NEW YORK – The appreciation for Japanese woodblock prints goes far beyond the Land of the Rising Sun. The elegance and high standard of artistry had a profound effect on the development of modern art. That’s why you’ll find Japanese woodblock prints by such masters as Hokusai and Hiroshige in many of the world’s finest private and institutional collections.

Many experts believe prices will soar over the next several years as those who are just discovering the unique beauty of these superb Japanese prints enter the marketplace and buy their first examples. Jasper52 has developed a reputation as an outstanding source for authentic, high-quality prints with a price point to please all collectors, from those on a budget to connoisseurs in search of the truly rare, early works.

Jasper52’s January 2 auction, with absentee or live online bidding through LiveAuctioneers, features 130 lots by premier Japanese printmakers. Whether depicting mythical beasts or capturing the serenity of a temple or moonlit ocean, the prints to be auctioned are fascinating reflections of Japan’s culture and a testament to its enviable tradition of printmaking.

Let’s look at a few of the highlights, starting with Hasui Kawase’s (1883-1957) Snow at Ueno Toshogu Shrine. Originally published by Kawaguchi & Sakai in 1929, this is one of 16 Hasui prints made from blocks acquired around 1950 by Shoshiba. The Shoshiba editions are now sold out with no plans to reprint. The print shown below is estimated at $600-$750.

Japanese woodblock prints

Hasui Kawase woodblock print, Snow at Ueno Toshogu Shrine, original date of publication 1929, printed from blocks acquired from Kawaguchi & Sakai around 1950, est. $600-$750

There is a sense of tranquility to Hiroshi Yoshida’s Willow and Stone Bridge, printed in 1926. The example shown below is a first edition with a reddish-brown Jizuri seal.
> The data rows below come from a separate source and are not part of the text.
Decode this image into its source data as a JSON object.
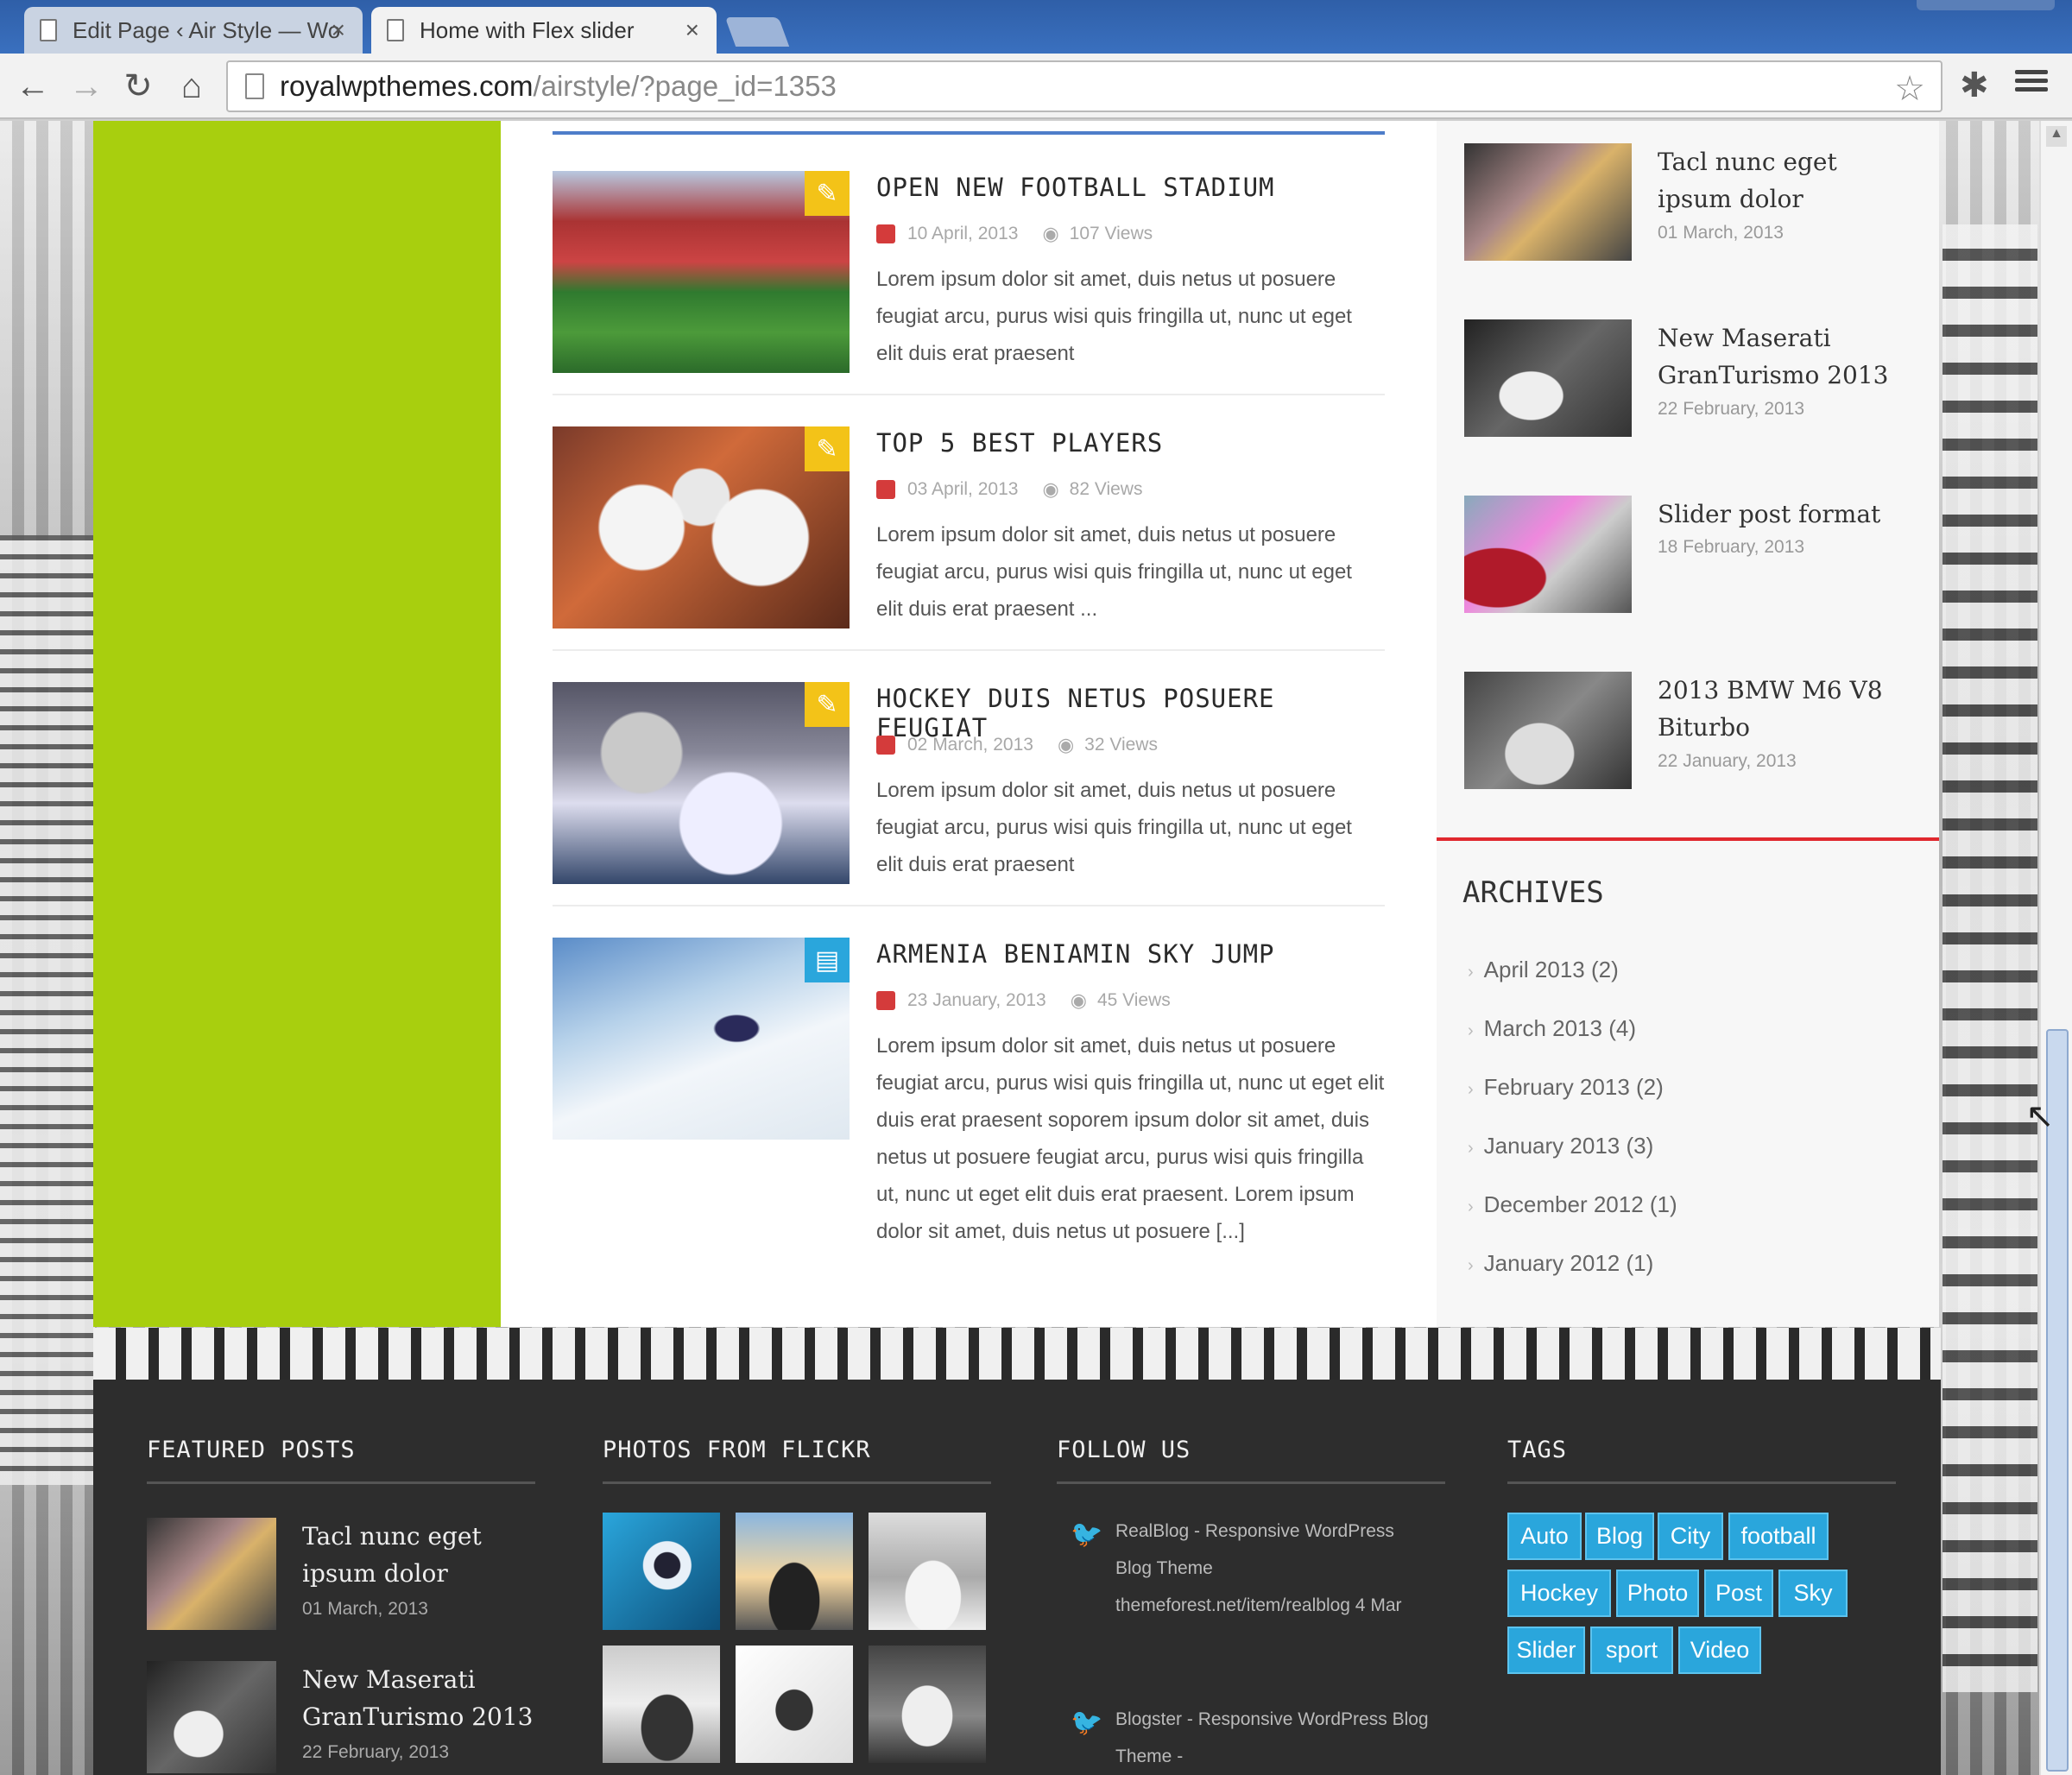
{
  "browser": {
    "tabs": [
      {
        "title": "Edit Page ‹ Air Style — Wo",
        "close": "×"
      },
      {
        "title": "Home with Flex slider",
        "close": "×"
      }
    ],
    "address": {
      "host": "royalwpthemes.com",
      "path": "/airstyle/?page_id=1353"
    },
    "icons": {
      "back": "←",
      "forward": "→",
      "reload": "↻",
      "home": "⌂",
      "star": "☆",
      "extension": "✱"
    }
  },
  "posts": [
    {
      "title": "OPEN NEW FOOTBALL STADIUM",
      "date": "10 April, 2013",
      "views": "107 Views",
      "excerpt": "Lorem ipsum dolor sit amet, duis netus ut posuere feugiat arcu, purus wisi quis fringilla ut, nunc ut eget elit duis erat praesent",
      "format_icon": "✎"
    },
    {
      "title": "TOP 5 BEST PLAYERS",
      "date": "03 April, 2013",
      "views": "82 Views",
      "excerpt": "Lorem ipsum dolor sit amet, duis netus ut posuere feugiat arcu, purus wisi quis fringilla ut, nunc ut eget elit duis erat praesent ...",
      "format_icon": "✎"
    },
    {
      "title": "HOCKEY DUIS NETUS POSUERE FEUGIAT",
      "date": "02 March, 2013",
      "views": "32 Views",
      "excerpt": "Lorem ipsum dolor sit amet, duis netus ut posuere feugiat arcu, purus wisi quis fringilla ut, nunc ut eget elit duis erat praesent",
      "format_icon": "✎"
    },
    {
      "title": "ARMENIA BENIAMIN SKY JUMP",
      "date": "23 January, 2013",
      "views": "45 Views",
      "excerpt": "Lorem ipsum dolor sit amet, duis netus ut posuere feugiat arcu, purus wisi quis fringilla ut, nunc ut eget elit duis erat praesent soporem ipsum dolor sit amet, duis netus ut posuere feugiat arcu, purus wisi quis fringilla ut, nunc ut eget elit duis erat praesent. Lorem ipsum dolor sit amet, duis netus ut posuere [...]",
      "format_icon": "▤"
    }
  ],
  "sidebar": {
    "posts": [
      {
        "title": "Tacl nunc eget ipsum dolor",
        "date": "01 March, 2013"
      },
      {
        "title": "New Maserati GranTurismo 2013",
        "date": "22 February, 2013"
      },
      {
        "title": "Slider post format",
        "date": "18 February, 2013"
      },
      {
        "title": "2013 BMW M6 V8 Biturbo",
        "date": "22 January, 2013"
      }
    ],
    "archives_title": "ARCHIVES",
    "archives": [
      "April 2013 (2)",
      "March 2013 (4)",
      "February 2013 (2)",
      "January 2013 (3)",
      "December 2012 (1)",
      "January 2012 (1)"
    ]
  },
  "footer": {
    "featured_title": "FEATURED POSTS",
    "flickr_title": "PHOTOS FROM FLICKR",
    "follow_title": "FOLLOW US",
    "tags_title": "TAGS",
    "featured": [
      {
        "title": "Tacl nunc eget ipsum dolor",
        "date": "01 March, 2013"
      },
      {
        "title": "New Maserati GranTurismo 2013",
        "date": "22 February, 2013"
      }
    ],
    "tweets": [
      {
        "text": "RealBlog - Responsive WordPress Blog Theme themeforest.net/item/realblog 4 Mar"
      },
      {
        "text": "Blogster - Responsive WordPress Blog Theme -"
      }
    ],
    "tags": [
      "Auto",
      "Blog",
      "City",
      "football",
      "Hockey",
      "Photo",
      "Post",
      "Sky",
      "Slider",
      "sport",
      "Video"
    ]
  },
  "colors": {
    "accent_green": "#a8cf0e",
    "tag_blue": "#2aa6dc",
    "sidebar_red_rule": "#e0282e",
    "format_yellow": "#f3c318",
    "format_blue": "#2aa6dc"
  }
}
Hiroshi Yoshida (1876-1950) is regarded as one of the greatest artists of the shin-hanga style movement, which was influenced by European impressionism. His landscapes are especially revered among collectors.

Japanese woodblock prints

Hroshi Yoshia first edition woodblock print, Willow and Stone Bridge, 1926, est. $1,200-$1,500

Animals are often seen in Japanese woodblock prints, as is the case in Ohara Koson’s (1877-1945) Carp Leaping Up a Waterfall. Published by Watanabe Shozaburo in 1935 (per Blair; print not dated), it was obtained from Robert O. Muller’s estate (via dealer) following Muller’s death. It is expected to reach a top bid of $1,300-$1,500.

Japanese woodblock prints

Ohara Koson woodblock print, Carp Leaping Up a Waterfall, undated but published 1935 per Blair, est. $1,300-$1,500

A wonderful woodblock triptych by Yoshitsuya Utagawa titled Yorimitsu Tries to Capture Hakamadare by Destroying His Magic was published by Tsutaya Kichizo in 1858. A premium lot, shown at the top of this page, it carries a pre-sale estimate of $1,500-$2,000.

There are many other exceptional works in Jasper52’s January 2 Fine Woodblock Prints Auction. Now is the time to explore the fully curated online catalog and acquire high-quality examples from a source you can trust.